By soaking the oranges first in water, you get a thick jam with pieces of rind still intact but soft, and without a hint of bitterness.






Skill level

Average: 4.8 (3 votes)


  • 1.5 kg (3 lb 5 oz) sweet in-season oranges, preferably organic, pierced all over with a fork
  • juice of 1 small lemon
  • about 1.5 kg (3 lb 5 oz) granulated sugar
  • 2 tbsp white rum

Cook's notes

Oven temperatures are for conventional; if using fan-forced (convection), reduce the temperature by 20˚C. | We use Australian tablespoons and cups: 1 teaspoon equals 5 ml; 1 tablespoon equals 20 ml; 1 cup equals 250 ml. | All herbs are fresh (unless specified) and cups are lightly packed. | All vegetables are medium size and peeled, unless specified. | All eggs are 55-60 g, unless specified.


You will need to start this recipe three days in advance.

Makes 5-6 medium jars. 

  1. Place the oranges in a large bowl or bucket and cover with water. Cover with a clean tea towel and place in a room that is not heated. Change the water every 12 hours for 3 days. On the fourth day, drain the oranges and remove the rind at the ends of the oranges. Cut each orange in half lengthways, then cut into segments no more than 5mm (¼ in) thick (you can cut them thinner or into pieces if you do not like chunky jam). Weigh the oranges (I still had 1.5 kg/3 lb 5 oz as they had absorbed some water) and place in a large saucepan that will easily fit them all. Add the same weight of water (in my case, 1.5 litres/52 fl oz) and the lemon juice, then bring to the boil and allow to boil for 10 minutes. Weigh out the same amount of sugar as you had sliced oranges and add this to the pan – it should dissolve fairly quickly.

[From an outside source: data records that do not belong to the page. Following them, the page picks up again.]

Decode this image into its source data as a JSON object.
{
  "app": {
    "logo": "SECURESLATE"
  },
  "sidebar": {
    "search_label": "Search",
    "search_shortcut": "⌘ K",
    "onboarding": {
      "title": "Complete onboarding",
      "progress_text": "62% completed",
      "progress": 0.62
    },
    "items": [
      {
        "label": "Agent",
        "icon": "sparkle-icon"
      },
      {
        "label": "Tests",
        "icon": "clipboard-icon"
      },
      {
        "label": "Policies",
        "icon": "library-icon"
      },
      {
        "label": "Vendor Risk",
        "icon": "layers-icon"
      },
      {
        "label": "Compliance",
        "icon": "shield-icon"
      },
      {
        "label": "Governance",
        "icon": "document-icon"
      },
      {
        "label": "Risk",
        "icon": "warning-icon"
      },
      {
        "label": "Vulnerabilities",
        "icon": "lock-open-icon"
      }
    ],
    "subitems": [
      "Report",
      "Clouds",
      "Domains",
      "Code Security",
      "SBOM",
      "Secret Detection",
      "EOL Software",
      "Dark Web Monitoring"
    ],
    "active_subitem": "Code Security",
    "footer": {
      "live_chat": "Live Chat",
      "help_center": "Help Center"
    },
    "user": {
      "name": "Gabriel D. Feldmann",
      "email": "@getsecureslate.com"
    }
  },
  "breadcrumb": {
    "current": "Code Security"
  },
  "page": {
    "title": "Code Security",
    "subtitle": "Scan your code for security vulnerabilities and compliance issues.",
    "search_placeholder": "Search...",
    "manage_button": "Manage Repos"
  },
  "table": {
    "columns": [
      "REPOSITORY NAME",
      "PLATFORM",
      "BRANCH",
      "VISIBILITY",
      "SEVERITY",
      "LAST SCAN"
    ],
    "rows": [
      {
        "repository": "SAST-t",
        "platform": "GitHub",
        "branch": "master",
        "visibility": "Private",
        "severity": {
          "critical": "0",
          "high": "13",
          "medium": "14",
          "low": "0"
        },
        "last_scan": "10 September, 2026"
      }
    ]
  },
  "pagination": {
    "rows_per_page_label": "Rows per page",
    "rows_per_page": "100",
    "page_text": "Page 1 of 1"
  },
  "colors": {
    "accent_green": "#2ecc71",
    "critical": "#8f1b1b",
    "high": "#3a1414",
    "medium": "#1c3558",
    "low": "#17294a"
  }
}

Bring to the boil, then reduce the heat so the orange mixture bubbles away gently.
  2. Check every 15 minutes or so, giving the mixture a good stir. After about 1¾ hours the syrup will start to reduce and thicken.
  3. Meanwhile, preheat the oven to 110°C (225°F). Wash some lidded glass jars so they are completely clean, then place them in the oven with their lids upturned to sterilise them. Turn the oven off after about 30 minutes and leave them there until needed. I also sterilise a 500 ml (17 fl oz/2 cup) heatproof glass jug at this point, as I will need it later to help me pour the jam into jars.
  4. Place a small plate in the freezer.
  5. When the jam mixture has reduced and the syrup is looking thicker, test it for readiness. Place a small teaspoon of jam on the chilled plate. If it sets and is not too runny, it is ready. If it is still runny, return the plate to the freezer and cook the jam mixture for another 5-10 minutes before testing again.
  6. When the jam is ready, remove it from the heat and stir in the rum. Remove the jars from the oven and pour the jam directly into them (or use the sterilised jug to fill the jars) to about 5 mm (¼ in) from the top. Secure the jars with the sterilised lids, them turn them upside-down. Set aside until the next day, then turn them the right way up. This should form a seal, allowing you to keep the jam for up to a year. Once opened, store it in the fridge.


Recipe and images from Adriatico by Paola Bacchia, Smith Street Books, RRP $55.00